_Exercise objective_. Could you set down every entry below exactly as it is?

_Record set_.
--------------------
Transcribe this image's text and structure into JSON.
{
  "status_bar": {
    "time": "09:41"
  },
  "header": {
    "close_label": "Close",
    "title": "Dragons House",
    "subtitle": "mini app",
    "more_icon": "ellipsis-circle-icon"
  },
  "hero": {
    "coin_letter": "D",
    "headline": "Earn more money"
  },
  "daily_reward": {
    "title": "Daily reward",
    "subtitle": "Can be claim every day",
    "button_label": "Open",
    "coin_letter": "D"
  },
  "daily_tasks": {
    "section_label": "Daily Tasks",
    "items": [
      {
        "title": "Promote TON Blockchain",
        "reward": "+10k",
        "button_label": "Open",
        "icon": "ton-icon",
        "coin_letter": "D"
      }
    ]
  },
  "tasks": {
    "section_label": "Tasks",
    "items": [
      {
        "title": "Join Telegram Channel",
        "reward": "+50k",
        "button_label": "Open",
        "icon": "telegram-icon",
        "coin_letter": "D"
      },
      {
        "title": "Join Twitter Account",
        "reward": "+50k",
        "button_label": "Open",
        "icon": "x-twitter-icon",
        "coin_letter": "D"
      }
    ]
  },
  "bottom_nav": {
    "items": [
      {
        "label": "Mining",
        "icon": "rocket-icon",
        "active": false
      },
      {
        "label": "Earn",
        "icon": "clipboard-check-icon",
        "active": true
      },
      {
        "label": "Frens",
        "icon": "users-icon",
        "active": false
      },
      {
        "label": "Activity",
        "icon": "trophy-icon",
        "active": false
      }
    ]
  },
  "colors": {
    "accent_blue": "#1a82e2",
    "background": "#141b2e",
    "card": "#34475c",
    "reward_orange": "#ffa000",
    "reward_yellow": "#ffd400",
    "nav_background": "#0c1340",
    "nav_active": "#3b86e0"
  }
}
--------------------
_Written response_.
Transcribe this image's text and structure into JSON.
{
  "status_bar": {
    "time": "09:41"
  },
  "header": {
    "close_label": "Close",
    "title": "Dragons House",
    "subtitle": "mini app",
    "more_icon": "ellipsis-circle-icon"
  },
  "hero": {
    "coin_letter": "D",
    "headline": "Earn more money"
  },
  "daily_reward": {
    "title": "Daily reward",
    "subtitle": "Can be claim every day",
    "button_label": "Open",
    "coin_letter": "D"
  },
  "daily_tasks": {
    "section_label": "Daily Tasks",
    "items": [
      {
        "title": "Promote TON Blockchain",
        "reward": "+10k",
        "button_label": "Open",
        "icon": "ton-icon",
        "coin_letter": "D"
      }
    ]
  },
  "tasks": {
    "section_label": "Tasks",
    "items": [
      {
        "title": "Join Telegram Channel",
        "reward": "+50k",
        "button_label": "Open",
        "icon": "telegram-icon",
        "coin_letter": "D"
      },
      {
        "title": "Join Twitter Account",
        "reward": "+50k",
        "button_label": "Open",
        "icon": "x-twitter-icon",
        "coin_letter": "D"
      }
    ]
  },
  "bottom_nav": {
    "items": [
      {
        "label": "Mining",
        "icon": "rocket-icon",
        "active": false
      },
      {
        "label": "Earn",
        "icon": "clipboard-check-icon",
        "active": true
      },
      {
        "label": "Frens",
        "icon": "users-icon",
        "active": false
      },
      {
        "label": "Activity",
        "icon": "trophy-icon",
        "active": false
      }
    ]
  },
  "colors": {
    "accent_blue": "#1a82e2",
    "background": "#141b2e",
    "card": "#34475c",
    "reward_orange": "#ffa000",
    "reward_yellow": "#ffd400",
    "nav_background": "#0c1340",
    "nav_active": "#3b86e0"
  }
}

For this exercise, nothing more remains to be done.